WHAT TO WORK ON: Scan the entries for lines with the word "following" and copy those lines.

Website and app data records:
- - - - -
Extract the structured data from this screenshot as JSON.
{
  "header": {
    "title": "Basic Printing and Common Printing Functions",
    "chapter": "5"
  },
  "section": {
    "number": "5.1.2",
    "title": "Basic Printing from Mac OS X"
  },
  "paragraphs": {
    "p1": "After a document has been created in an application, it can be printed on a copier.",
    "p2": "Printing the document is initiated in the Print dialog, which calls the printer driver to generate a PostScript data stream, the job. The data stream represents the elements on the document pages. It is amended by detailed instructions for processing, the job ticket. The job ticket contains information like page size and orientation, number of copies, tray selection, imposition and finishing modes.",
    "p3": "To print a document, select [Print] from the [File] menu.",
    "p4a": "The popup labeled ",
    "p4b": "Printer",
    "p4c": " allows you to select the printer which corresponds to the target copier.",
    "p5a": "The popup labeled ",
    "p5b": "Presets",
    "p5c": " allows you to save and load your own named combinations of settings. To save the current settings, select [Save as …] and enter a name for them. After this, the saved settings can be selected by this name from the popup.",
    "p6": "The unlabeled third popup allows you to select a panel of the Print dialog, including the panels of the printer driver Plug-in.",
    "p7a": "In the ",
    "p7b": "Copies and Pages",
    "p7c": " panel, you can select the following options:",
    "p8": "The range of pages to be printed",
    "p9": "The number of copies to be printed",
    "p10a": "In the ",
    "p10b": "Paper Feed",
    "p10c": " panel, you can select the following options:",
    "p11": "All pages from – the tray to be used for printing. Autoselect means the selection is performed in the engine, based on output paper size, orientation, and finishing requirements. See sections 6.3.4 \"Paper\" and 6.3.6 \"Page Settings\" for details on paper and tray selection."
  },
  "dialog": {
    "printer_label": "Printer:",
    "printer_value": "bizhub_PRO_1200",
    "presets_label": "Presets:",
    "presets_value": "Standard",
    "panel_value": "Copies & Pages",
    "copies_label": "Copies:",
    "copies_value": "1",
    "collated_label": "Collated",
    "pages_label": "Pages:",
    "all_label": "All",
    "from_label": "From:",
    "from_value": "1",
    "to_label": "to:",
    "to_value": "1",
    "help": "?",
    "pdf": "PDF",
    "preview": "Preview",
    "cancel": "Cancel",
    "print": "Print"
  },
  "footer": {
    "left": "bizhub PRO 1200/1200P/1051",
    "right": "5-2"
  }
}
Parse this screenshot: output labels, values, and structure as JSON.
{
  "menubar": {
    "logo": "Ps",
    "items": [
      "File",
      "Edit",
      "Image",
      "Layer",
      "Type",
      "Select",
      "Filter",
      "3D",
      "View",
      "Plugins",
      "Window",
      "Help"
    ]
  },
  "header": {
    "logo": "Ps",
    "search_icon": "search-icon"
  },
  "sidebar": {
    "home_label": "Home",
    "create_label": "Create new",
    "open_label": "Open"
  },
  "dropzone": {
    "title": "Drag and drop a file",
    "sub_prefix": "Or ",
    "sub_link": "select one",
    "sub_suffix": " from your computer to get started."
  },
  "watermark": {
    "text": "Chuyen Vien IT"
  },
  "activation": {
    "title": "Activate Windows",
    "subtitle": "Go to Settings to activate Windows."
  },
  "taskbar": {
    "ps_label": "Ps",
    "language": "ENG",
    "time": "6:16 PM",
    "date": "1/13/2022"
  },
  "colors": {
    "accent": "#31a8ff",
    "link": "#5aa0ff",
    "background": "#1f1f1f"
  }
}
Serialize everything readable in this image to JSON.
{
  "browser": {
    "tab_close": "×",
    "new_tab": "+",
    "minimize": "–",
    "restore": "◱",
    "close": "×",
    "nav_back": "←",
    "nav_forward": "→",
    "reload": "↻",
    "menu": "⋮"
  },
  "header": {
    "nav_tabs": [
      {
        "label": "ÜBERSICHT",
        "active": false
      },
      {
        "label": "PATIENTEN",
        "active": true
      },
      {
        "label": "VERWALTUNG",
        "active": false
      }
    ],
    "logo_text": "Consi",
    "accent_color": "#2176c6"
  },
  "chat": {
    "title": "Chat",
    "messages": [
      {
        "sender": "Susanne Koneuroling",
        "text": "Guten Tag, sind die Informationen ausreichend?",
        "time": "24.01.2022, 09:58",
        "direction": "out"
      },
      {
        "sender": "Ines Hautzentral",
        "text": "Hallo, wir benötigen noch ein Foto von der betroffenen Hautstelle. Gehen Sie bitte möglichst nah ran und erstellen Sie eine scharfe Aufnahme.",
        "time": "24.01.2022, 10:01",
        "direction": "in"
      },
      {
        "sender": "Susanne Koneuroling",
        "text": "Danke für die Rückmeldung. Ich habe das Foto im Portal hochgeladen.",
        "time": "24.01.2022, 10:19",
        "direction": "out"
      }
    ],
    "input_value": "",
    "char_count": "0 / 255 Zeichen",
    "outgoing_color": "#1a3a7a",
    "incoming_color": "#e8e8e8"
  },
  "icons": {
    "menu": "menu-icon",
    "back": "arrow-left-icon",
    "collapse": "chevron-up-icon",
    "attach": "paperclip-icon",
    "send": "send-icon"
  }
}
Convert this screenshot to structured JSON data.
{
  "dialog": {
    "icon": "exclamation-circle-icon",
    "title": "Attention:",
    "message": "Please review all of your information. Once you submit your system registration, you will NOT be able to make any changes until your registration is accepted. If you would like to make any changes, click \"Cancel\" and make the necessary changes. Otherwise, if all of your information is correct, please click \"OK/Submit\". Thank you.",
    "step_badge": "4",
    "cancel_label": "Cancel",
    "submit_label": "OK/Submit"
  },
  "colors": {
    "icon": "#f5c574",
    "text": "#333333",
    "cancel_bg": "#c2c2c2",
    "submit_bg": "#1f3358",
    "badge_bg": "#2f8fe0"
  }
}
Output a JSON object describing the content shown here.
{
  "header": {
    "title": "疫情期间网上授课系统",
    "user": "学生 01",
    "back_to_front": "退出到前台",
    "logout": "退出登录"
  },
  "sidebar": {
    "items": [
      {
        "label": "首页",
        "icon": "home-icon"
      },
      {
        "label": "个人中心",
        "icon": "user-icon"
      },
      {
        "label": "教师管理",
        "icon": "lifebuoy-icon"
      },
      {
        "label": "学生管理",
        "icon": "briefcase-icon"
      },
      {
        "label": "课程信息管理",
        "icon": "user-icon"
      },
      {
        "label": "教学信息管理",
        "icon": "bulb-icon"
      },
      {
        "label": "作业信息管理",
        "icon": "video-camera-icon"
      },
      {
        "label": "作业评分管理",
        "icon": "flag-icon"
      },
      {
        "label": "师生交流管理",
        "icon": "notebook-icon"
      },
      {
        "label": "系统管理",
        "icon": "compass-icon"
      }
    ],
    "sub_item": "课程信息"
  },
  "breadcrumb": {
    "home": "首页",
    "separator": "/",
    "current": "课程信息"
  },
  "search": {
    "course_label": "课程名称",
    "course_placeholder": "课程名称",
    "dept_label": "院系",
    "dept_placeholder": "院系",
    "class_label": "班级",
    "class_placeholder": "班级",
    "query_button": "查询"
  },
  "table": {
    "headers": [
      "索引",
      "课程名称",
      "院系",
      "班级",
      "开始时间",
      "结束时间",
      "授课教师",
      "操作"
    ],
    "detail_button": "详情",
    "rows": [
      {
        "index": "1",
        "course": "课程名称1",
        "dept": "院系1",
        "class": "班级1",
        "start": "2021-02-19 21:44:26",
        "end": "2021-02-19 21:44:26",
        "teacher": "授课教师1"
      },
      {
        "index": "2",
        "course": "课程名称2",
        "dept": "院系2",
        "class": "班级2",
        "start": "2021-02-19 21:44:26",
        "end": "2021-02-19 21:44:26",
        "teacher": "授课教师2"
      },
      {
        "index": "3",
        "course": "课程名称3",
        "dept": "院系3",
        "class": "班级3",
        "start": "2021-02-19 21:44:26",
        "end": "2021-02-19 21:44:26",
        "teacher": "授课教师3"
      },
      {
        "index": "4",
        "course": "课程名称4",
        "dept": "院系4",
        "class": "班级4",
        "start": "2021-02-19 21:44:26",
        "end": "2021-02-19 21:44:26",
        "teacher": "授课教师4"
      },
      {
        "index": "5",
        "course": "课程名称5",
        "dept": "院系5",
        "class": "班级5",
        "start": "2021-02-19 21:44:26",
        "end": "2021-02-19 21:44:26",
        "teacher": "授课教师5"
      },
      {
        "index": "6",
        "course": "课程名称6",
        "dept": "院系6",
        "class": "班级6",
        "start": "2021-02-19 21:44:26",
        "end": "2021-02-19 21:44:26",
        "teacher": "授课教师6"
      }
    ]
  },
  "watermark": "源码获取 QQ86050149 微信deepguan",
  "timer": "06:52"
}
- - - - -
RESPONSE TO THE EXERCISE:
    "p7c": " panel, you can select the following options:",
    "p10c": " panel, you can select the following options:",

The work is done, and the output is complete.